Missed targets, if leading news stories are to be believed, are a sign that our NHS is in crisis. Although when pushed its acknowledge that in the main in Scotland at least we are actually doing well. It's rarely I hear mention of huge waits for treatment as there were a number of years ago. Targets have improved waiting times for things like orthopaedics and it’s a welcome improvement for so many waiting in pain for treatment. But when you look at things like the wait for Children and Adult Mental Health services for example the story is rather different. That is a situation that we must address but it needs more than simply investment in more of the same, it also needs new models of care. I suspect they are community based and designed by and with young people themselves.How much resource do targets distort and distract us, from this service and others, from looking at what are the long-term changes that are needed? A focus on targets risks creating a focus on short-term fixes that perpetuate the issues.
So often feedback to improve the NHS in general is for better communication, for more mutual respect and for more information and support at the right time. Targets can't fix this, focusing on people can.
Evidence-based focus contributing to declining compassion and care
I have begun to believe that perhaps the focus on evidenced based medicine in training medics and others may have had the unintended consequence of leading to a loss of the care for the person. When someone can write as I have read " there is no evidence compassion improves outcomes" we have to accept that things have tipped too far. A focus on finding the answers through medicines and interventions has perhaps inevitably led to us being distratced from the human being in our care. How do we rebalance care to ensure that the art does not trump the science of care?
These are contradictory and complex times in healthcare which is why when the answer is seen in one dimensional terms, no answer will be right. The truths are multiple. Undoubtedly there is outstanding care given to people now in our health and care services. I work today with some of the most motivated, compassionate and informed teams I have ever done. They are outstanding in the care they provide and also in their efforts for change to a more partnership approach to care and support. But what's also true is that they are stretched by the sheer numbers and complexity of the people they serve.
Alongside the complexity of the health and care issues people present sits a consuming bureaucracy. What I notice is an increased focus on processes that were thought to help but instead create their own disorder, their own tyranny of wasted energy and distorted focus. We need to free people up to do what’s right and re-engage them with their own human response to need; free of unnecessary bureaucracy. Neoliberal politics and policies have infected our culture at all levels and healthcare culture too has not been immune to its impact. What could we enable instead by simply trusting more?

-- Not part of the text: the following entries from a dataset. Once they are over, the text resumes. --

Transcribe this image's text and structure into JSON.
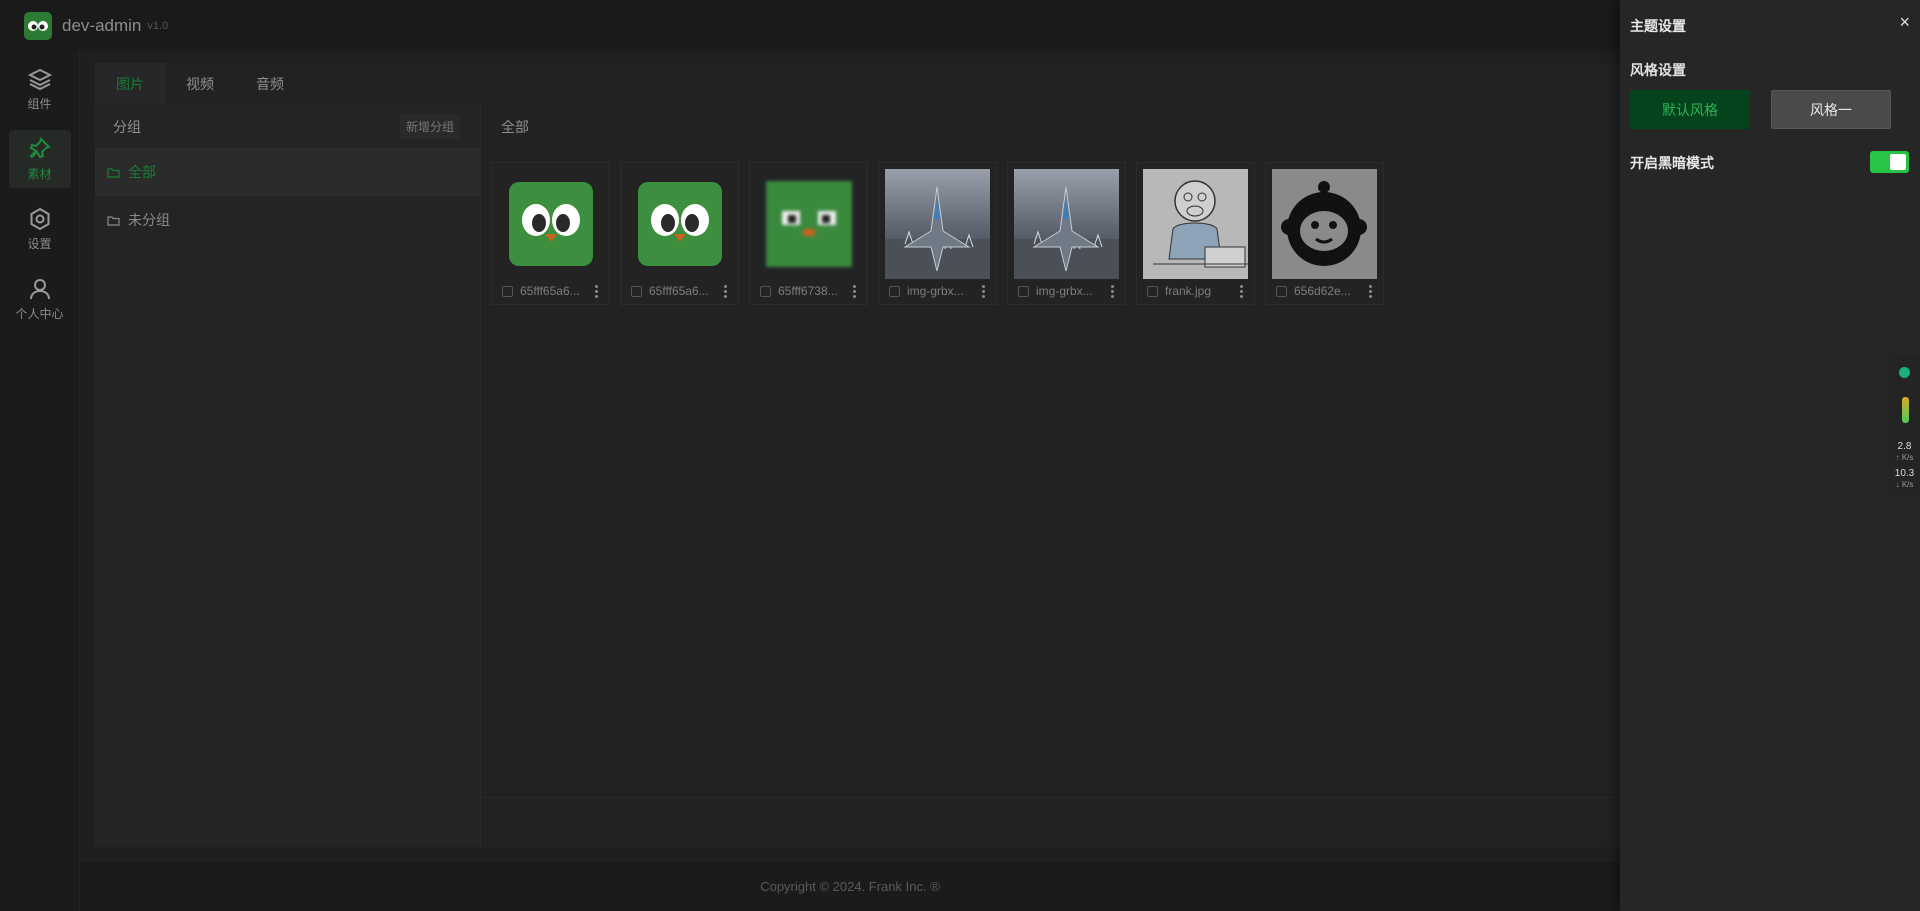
{
  "app": {
    "name": "dev-admin",
    "version": "v1.0"
  },
  "sidebar": {
    "items": [
      {
        "label": "组件",
        "icon": "layers-icon"
      },
      {
        "label": "素材",
        "icon": "pin-icon",
        "active": true
      },
      {
        "label": "设置",
        "icon": "gear-icon"
      },
      {
        "label": "个人中心",
        "icon": "user-icon"
      }
    ]
  },
  "tabs": [
    {
      "label": "图片",
      "active": true
    },
    {
      "label": "视频"
    },
    {
      "label": "音频"
    }
  ],
  "groups": {
    "header": "分组",
    "add_button": "新增分组",
    "items": [
      {
        "label": "全部",
        "active": true
      },
      {
        "label": "未分组"
      }
    ]
  },
  "gallery": {
    "title": "全部",
    "items": [
      {
        "name": "65fff65a6...",
        "kind": "owl"
      },
      {
        "name": "65fff65a6...",
        "kind": "owl"
      },
      {
        "name": "65fff6738...",
        "kind": "owl-blur"
      },
      {
        "name": "img-grbx...",
        "kind": "jet"
      },
      {
        "name": "img-grbx...",
        "kind": "jet"
      },
      {
        "name": "frank.jpg",
        "kind": "monkey-sketch"
      },
      {
        "name": "656d62e...",
        "kind": "monkey-logo"
      }
    ]
  },
  "footer": {
    "copyright": "Copyright © 2024. Frank Inc. ®"
  },
  "drawer": {
    "title": "主题设置",
    "close": "×",
    "style_section": "风格设置",
    "style_default": "默认风格",
    "style_one": "风格一",
    "dark_mode_label": "开启黑暗模式",
    "dark_mode_on": true
  },
  "net_monitor": {
    "up_value": "2.8",
    "up_unit": "↑ K/s",
    "down_value": "10.3",
    "down_unit": "↓ K/s"
  },
  "colors": {
    "accent": "#1a7a30",
    "toggle": "#27c447",
    "bg": "#1d1d1f"
  }
}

Perhaps the ultimate paradox for me is that we maintain a focus on fixing the damage and yet march on with a system which widens social inequalities which in turn have a serious impact on health outcomes and also perpetuates the myth of a pill as an answer to every problem? I urge us to awaken to all of those paradoxes and identify the many more that exist, to start to explore the deeper challenges, to recognise that these are the things we need to tackle and we won't do that by keeping doing the same at a personal, societal and indeed political level.